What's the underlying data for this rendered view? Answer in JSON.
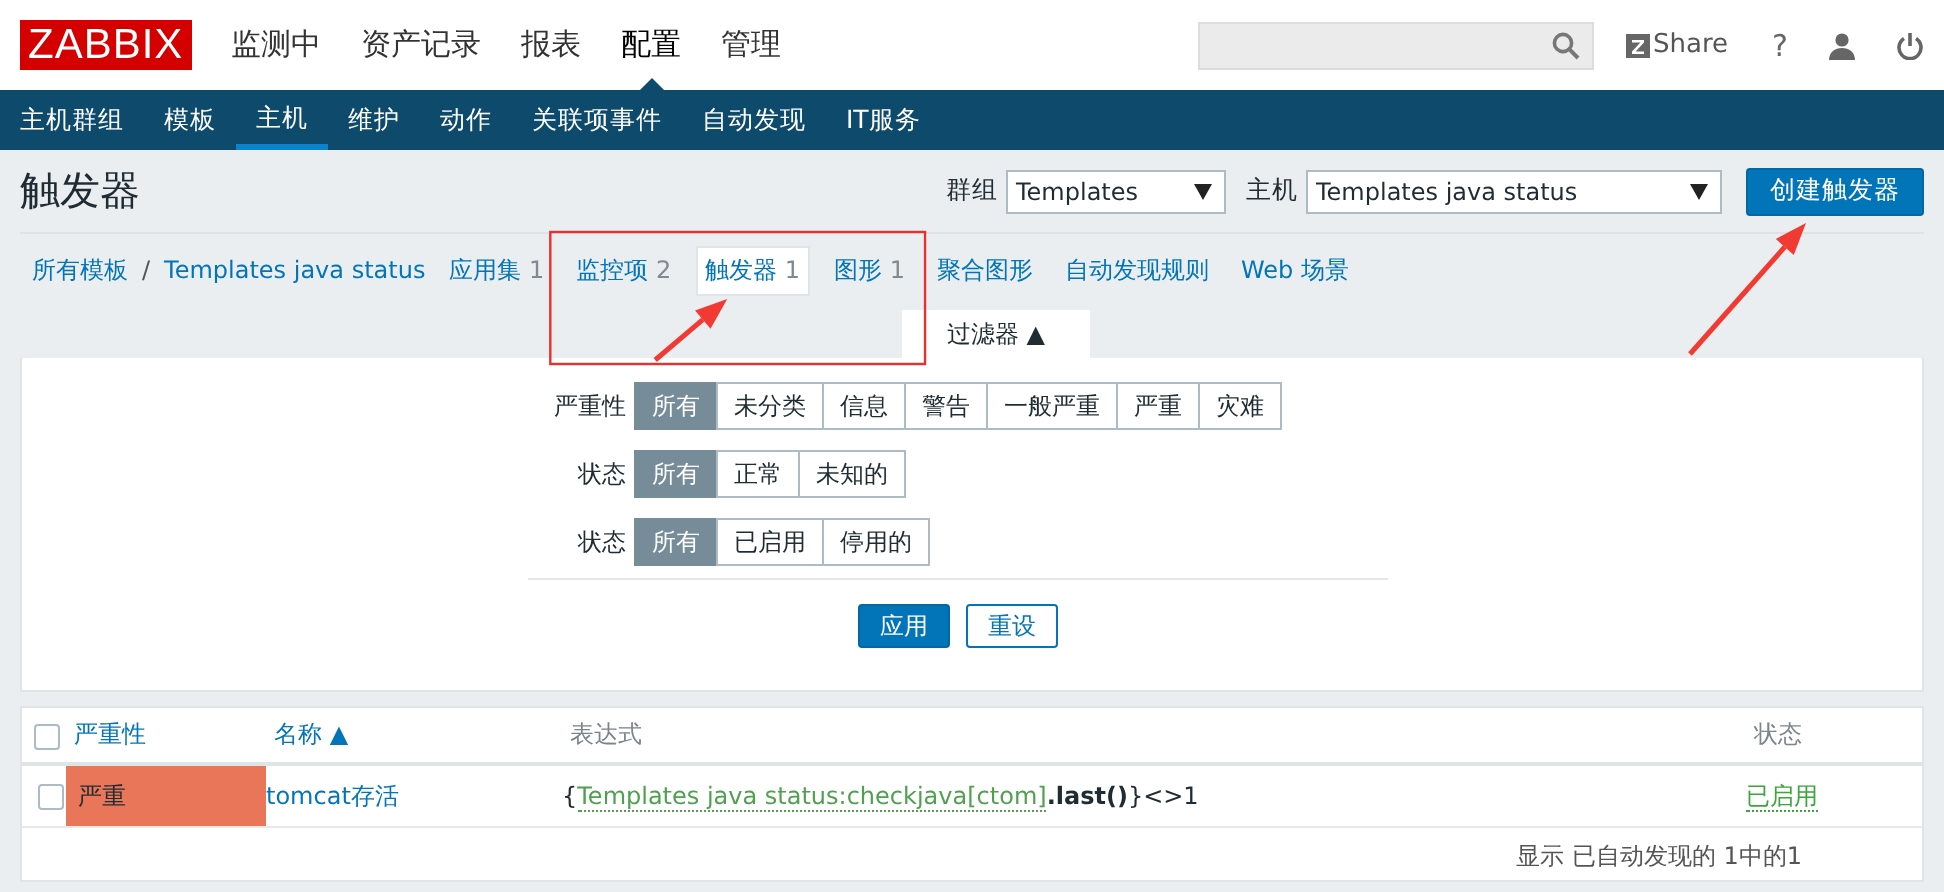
{
  "header": {
    "logo": "ZABBIX",
    "menu": [
      {
        "label": "监测中",
        "selected": false
      },
      {
        "label": "资产记录",
        "selected": false
      },
      {
        "label": "报表",
        "selected": false
      },
      {
        "label": "配置",
        "selected": true
      },
      {
        "label": "管理",
        "selected": false
      }
    ],
    "share": "Share",
    "help": "?"
  },
  "submenu": [
    {
      "label": "主机群组",
      "selected": false
    },
    {
      "label": "模板",
      "selected": false
    },
    {
      "label": "主机",
      "selected": true
    },
    {
      "label": "维护",
      "selected": false
    },
    {
      "label": "动作",
      "selected": false
    },
    {
      "label": "关联项事件",
      "selected": false
    },
    {
      "label": "自动发现",
      "selected": false
    },
    {
      "label": "IT服务",
      "selected": false
    }
  ],
  "page": {
    "title": "触发器",
    "group_label": "群组",
    "group_value": "Templates",
    "host_label": "主机",
    "host_value": "Templates java status",
    "create_button": "创建触发器"
  },
  "breadcrumb": [
    {
      "label": "所有模板"
    },
    {
      "label": "Templates java status"
    }
  ],
  "breadcrumb_separator": "/",
  "tabs": [
    {
      "label": "应用集",
      "count": "1",
      "selected": false
    },
    {
      "label": "监控项",
      "count": "2",
      "selected": false
    },
    {
      "label": "触发器",
      "count": "1",
      "selected": true
    },
    {
      "label": "图形",
      "count": "1",
      "selected": false
    },
    {
      "label": "聚合图形",
      "selected": false
    },
    {
      "label": "自动发现规则",
      "selected": false
    },
    {
      "label": "Web 场景",
      "selected": false
    }
  ],
  "filter": {
    "tab": "过滤器 ▲",
    "rows": [
      {
        "label": "严重性",
        "options": [
          {
            "label": "所有",
            "selected": true
          },
          {
            "label": "未分类",
            "selected": false
          },
          {
            "label": "信息",
            "selected": false
          },
          {
            "label": "警告",
            "selected": false
          },
          {
            "label": "一般严重",
            "selected": false
          },
          {
            "label": "严重",
            "selected": false
          },
          {
            "label": "灾难",
            "selected": false
          }
        ]
      },
      {
        "label": "状态",
        "options": [
          {
            "label": "所有",
            "selected": true
          },
          {
            "label": "正常",
            "selected": false
          },
          {
            "label": "未知的",
            "selected": false
          }
        ]
      },
      {
        "label": "状态",
        "options": [
          {
            "label": "所有",
            "selected": true
          },
          {
            "label": "已启用",
            "selected": false
          },
          {
            "label": "停用的",
            "selected": false
          }
        ]
      }
    ],
    "apply": "应用",
    "reset": "重设"
  },
  "table": {
    "columns": [
      {
        "label": "严重性",
        "link": true
      },
      {
        "label": "名称 ▲",
        "link": true
      },
      {
        "label": "表达式",
        "link": false
      },
      {
        "label": "状态",
        "link": false
      }
    ],
    "header_checked": false,
    "rows": [
      {
        "checked": false,
        "severity": "严重",
        "color": "#e97659",
        "name": "tomcat存活",
        "expression": [
          {
            "kind": "plain",
            "text": "{"
          },
          {
            "kind": "item",
            "text": "Templates java status:checkjava[ctom]"
          },
          {
            "kind": "function",
            "text": ".last()"
          },
          {
            "kind": "plain",
            "text": "}<>1"
          }
        ],
        "status": "已启用",
        "enabled": true
      }
    ],
    "footer": "显示 已自动发现的 1中的1"
  },
  "annotations": [
    {
      "kind": "frame"
    },
    {
      "kind": "arrow"
    },
    {
      "kind": "arrow"
    }
  ]
}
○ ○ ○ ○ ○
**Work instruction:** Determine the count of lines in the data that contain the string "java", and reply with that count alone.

**Solution for this exercise:** 3